Work instruction:
Where a line contains the word "suumimüra", copy that line from the records below.
>>>
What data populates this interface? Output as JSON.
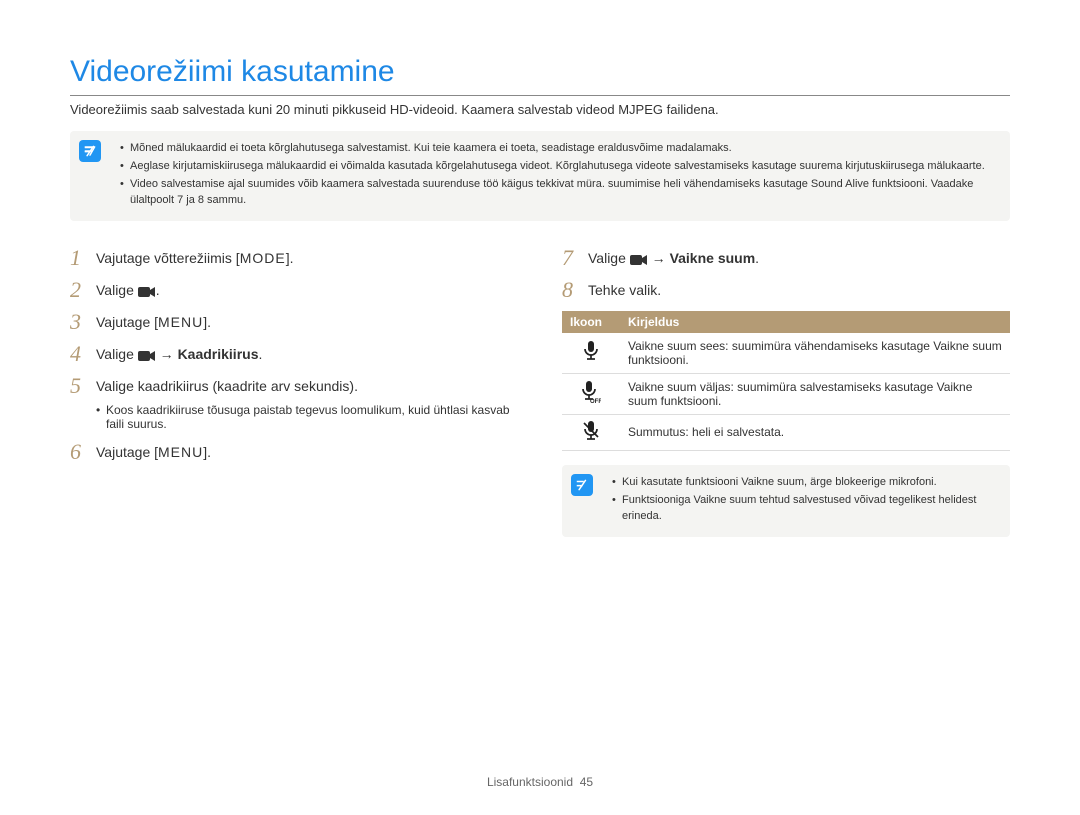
{
  "title": "Videorežiimi kasutamine",
  "intro": "Videorežiimis saab salvestada kuni 20 minuti pikkuseid HD-videoid. Kaamera salvestab videod MJPEG failidena.",
  "notes_top": [
    "Mõned mälukaardid ei toeta kõrglahutusega salvestamist. Kui teie kaamera ei toeta, seadistage eraldusvõime madalamaks.",
    "Aeglase kirjutamiskiirusega mälukaardid ei võimalda kasutada kõrgelahutusega videot. Kõrglahutusega videote salvestamiseks kasutage suurema kirjutuskiirusega mälukaarte.",
    "Video salvestamise ajal suumides võib kaamera salvestada suurenduse töö käigus tekkivat müra. suumimise heli vähendamiseks kasutage Sound Alive funktsiooni. Vaadake ülaltpoolt 7 ja 8 sammu."
  ],
  "steps_left": {
    "s1": {
      "pre": "Vajutage võtterežiimis [",
      "label": "MODE",
      "post": "]."
    },
    "s2": {
      "pre": "Valige ",
      "post": "."
    },
    "s3": {
      "pre": "Vajutage [",
      "label": "MENU",
      "post": "]."
    },
    "s4": {
      "pre": "Valige ",
      "arrow": "→",
      "bold": "Kaadrikiirus",
      "post": "."
    },
    "s5": {
      "text": "Valige kaadrikiirus (kaadrite arv sekundis)."
    },
    "s5_sub": "Koos kaadrikiiruse tõusuga paistab tegevus loomulikum, kuid ühtlasi kasvab faili suurus.",
    "s6": {
      "pre": "Vajutage [",
      "label": "MENU",
      "post": "]."
    }
  },
  "steps_right": {
    "s7": {
      "pre": "Valige ",
      "arrow": "→",
      "bold": "Vaikne suum",
      "post": "."
    },
    "s8": {
      "text": "Tehke valik."
    }
  },
  "table": {
    "h1": "Ikoon",
    "h2": "Kirjeldus",
    "row1_bold": "Vaikne suum sees",
    "row1": ": suumimüra vähendamiseks kasutage Vaikne suum funktsiooni.",
    "row2_bold": "Vaikne suum väljas",
    "row2": ": suumimüra salvestamiseks kasutage Vaikne suum funktsiooni.",
    "row3_bold": "Summutus",
    "row3": ": heli ei salvestata."
  },
  "notes_bottom": [
    "Kui kasutate funktsiooni Vaikne suum, ärge blokeerige mikrofoni.",
    "Funktsiooniga Vaikne suum tehtud salvestused võivad tegelikest helidest erineda."
  ],
  "footer": {
    "label": "Lisafunktsioonid",
    "page": "45"
  }
}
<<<
Solved exercise:
    "row1": ": suumimüra vähendamiseks kasutage Vaikne suum funktsiooni.",
    "row2": ": suumimüra salvestamiseks kasutage Vaikne suum funktsiooni.",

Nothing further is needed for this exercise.